I mentioned earlier this month that the new Queensland Liberal government’s cost cutting program had begun including what appears to be a fairly substantial purge of the public service. As far as I am aware this is ongoing and more recently Campbell Newman, the state Premier, has been softening up the state for more cuts:
Mr Newman signalled that the state’s debt might be even worse than the forecast $85 billion by 2014/15, and said the government would have to work to rein in capital and recurrent expenditure.
The government has already announced it will not renew temporary contracts in non-frontline roles, which could see 40,000 public servants go.
Mr Newman on Tuesday could not guarantee that permanent positions weren’t also on the chopping block and said he would wait for Peter Costello’s audit into the state’s finances.
‘‘That will then set the path forward if we have to do anything different then we are currently doing,’’ he said.
‘‘I’m trying very hard to protect all the permanent employees’ jobs.’’
Queensland lost its AAA credit rating in 2009 and there has been recent speculation that Fitch is looking to downgrade the state further. When Mr Newman came to power he ordered an audit of the state’s finances with the promise to return the state to fiscal sustainability, including the AAA, within 3 years. The task of auditing the finances was given to former federal treasurer Peter Costello.
Today Mr Costello released an interim audit report to the government and the news is, of course, “far worse than expected”. Well that is unless you are a MacroBusiness reader, in which case you would probably have a fair idea that the Bligh Treasury never really came to terms with the “new normal”:
Today’s report provides an outline of the current state of Queenland’s finances and premilinary recommendations:
- Gross debt expected to be as expected $64 billion in 2011/2012, reaching $100 billion by 2018/19 unless urgent action is taken to pay it down.
- Interest on the debt will be $115 million a week, or $685,000 per hour.
- Interest is the fastest growing government expense in Queensland, over health, education and public transport.
- Gross debt has increased more than tenfold in five years.
- Expenses grew at an average annual rate of 10.5 per cent between 2006 /07 and 2010/11, while revenue grew 6.9 per cent.
- Between 2000/01, employee expenses increased by an average of 8.7 per cent per year and full-time public service numbers have increased by 40 per cent since June 2000.
- The commission recommends the government aim for a $3 billion improvement to the bottom line over three years to 2014/15.

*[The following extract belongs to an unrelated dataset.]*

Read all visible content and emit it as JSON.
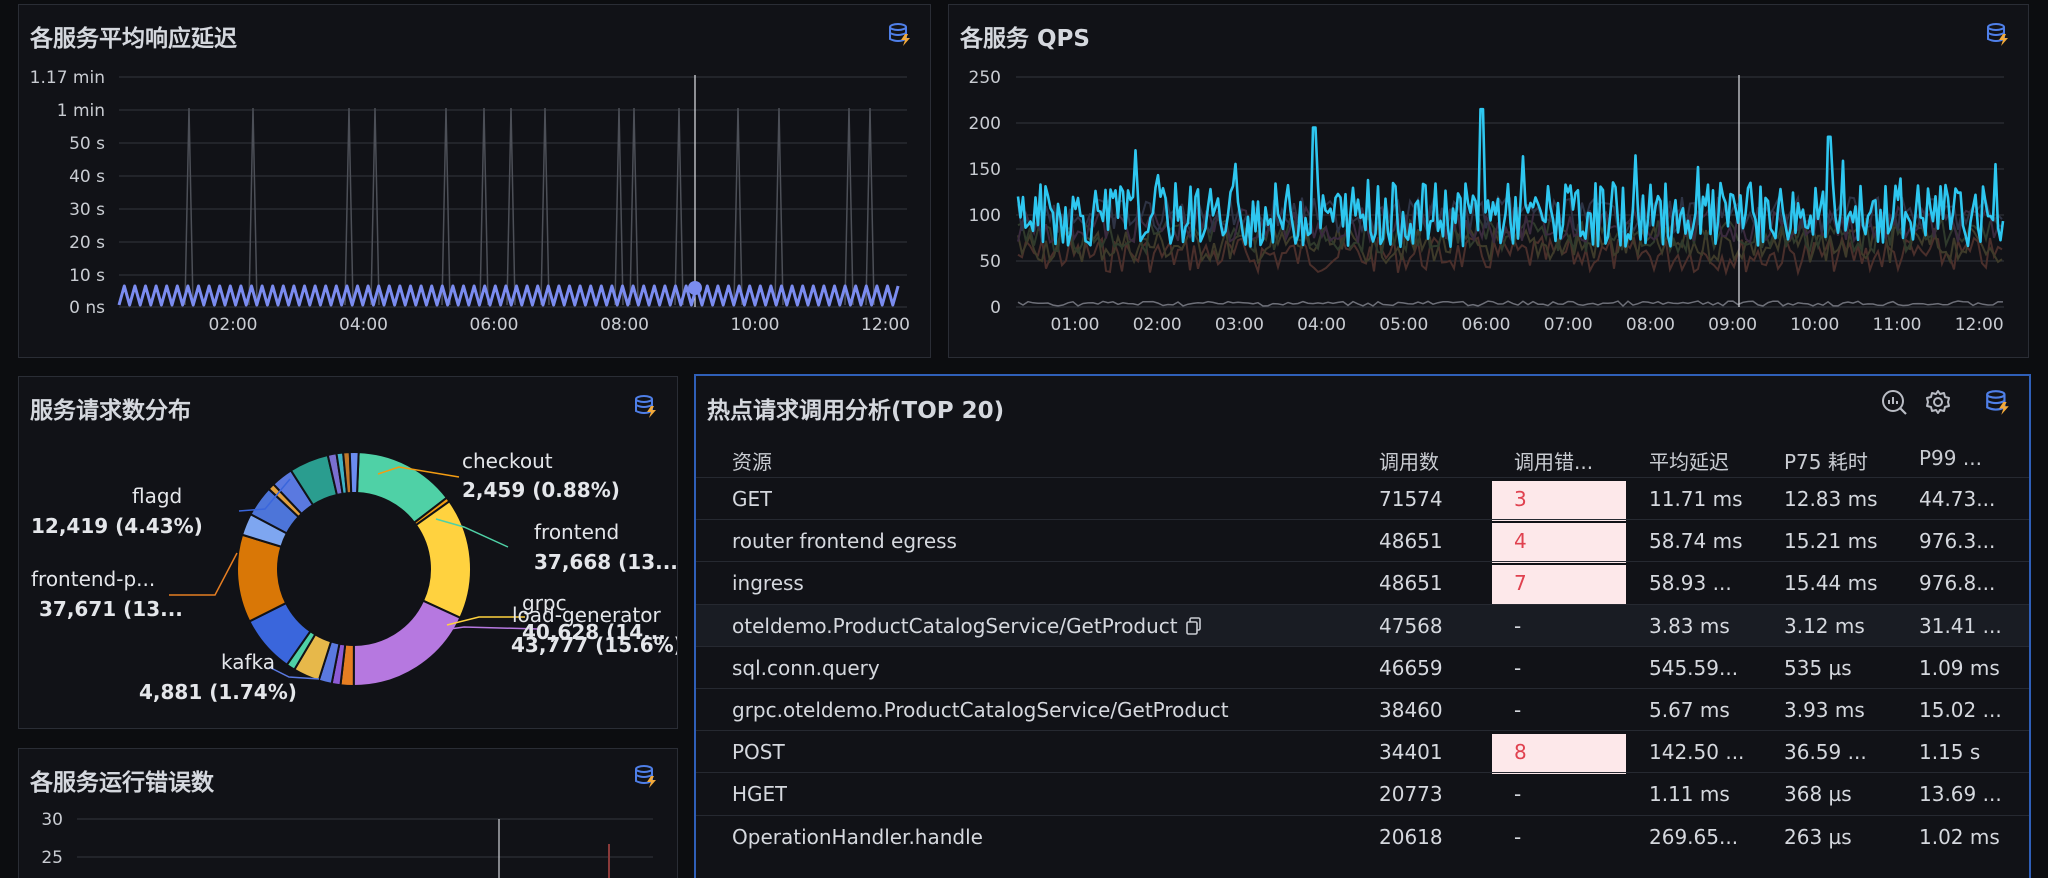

- The budget deficit using a fiscal balance is $6.634 in 2011/2012 and is projected to be $9.504 billion in 2012/13.
- Without corrective action, the fiscal deficit in 2015/16 would be $19.7 billion.
- Asset sales.
- The government retain its three per cent cap on annual growth in employee expenses, beyond the 2015/16 cap.
- Apply land tax to all parcels of land, with a general exemption for the principal place of residence.
- A temporary deficit reduction levy applied to all rateable properties. Those with multiple properties would pay the levy multiple times.
- Increase mining royalties, in line with levels in New South Wales.
Given that this is quite obviously a political as well as an economic exercise it is very difficult to verify some of the predictions. But there is no doubt, given the previous Treasury’s highly optimistic projections, that Queensland will require some significant fiscal adjustment in order to bring revenue and expenditure back into balance. As I mentioned in my previous article my major concern is not that this has to occur but that the government will try to implement it too quickly, and by doing so cause further damage to the economy. Noises made by the Treasurer today may suggest that the burden of austerity will get heavier. From AAP:
The Queensland government has ruled out selling public assets before putting it to voters, but tax hikes are being considered to tackle the state’s debt crisis.
Former federal treasurer Peter Costello has described his audit of the state’s books, and recommendations to repair the economy, as a “menu” of options the government could consider.
Treasurer Tim Nicholls immediately ruled one of them out.
Queensland landholders won’t be slugged with a $100 levy per property, a measure that would have raised $200 million annually.
The impost was not in line with the government’s commitment to lower cost of living, he said.
But other tax hikes are on the table ahead of the September budget. They include the prospect of raising mining royalties and gambling taxes.
We will need to wait until September for the final report and the budget.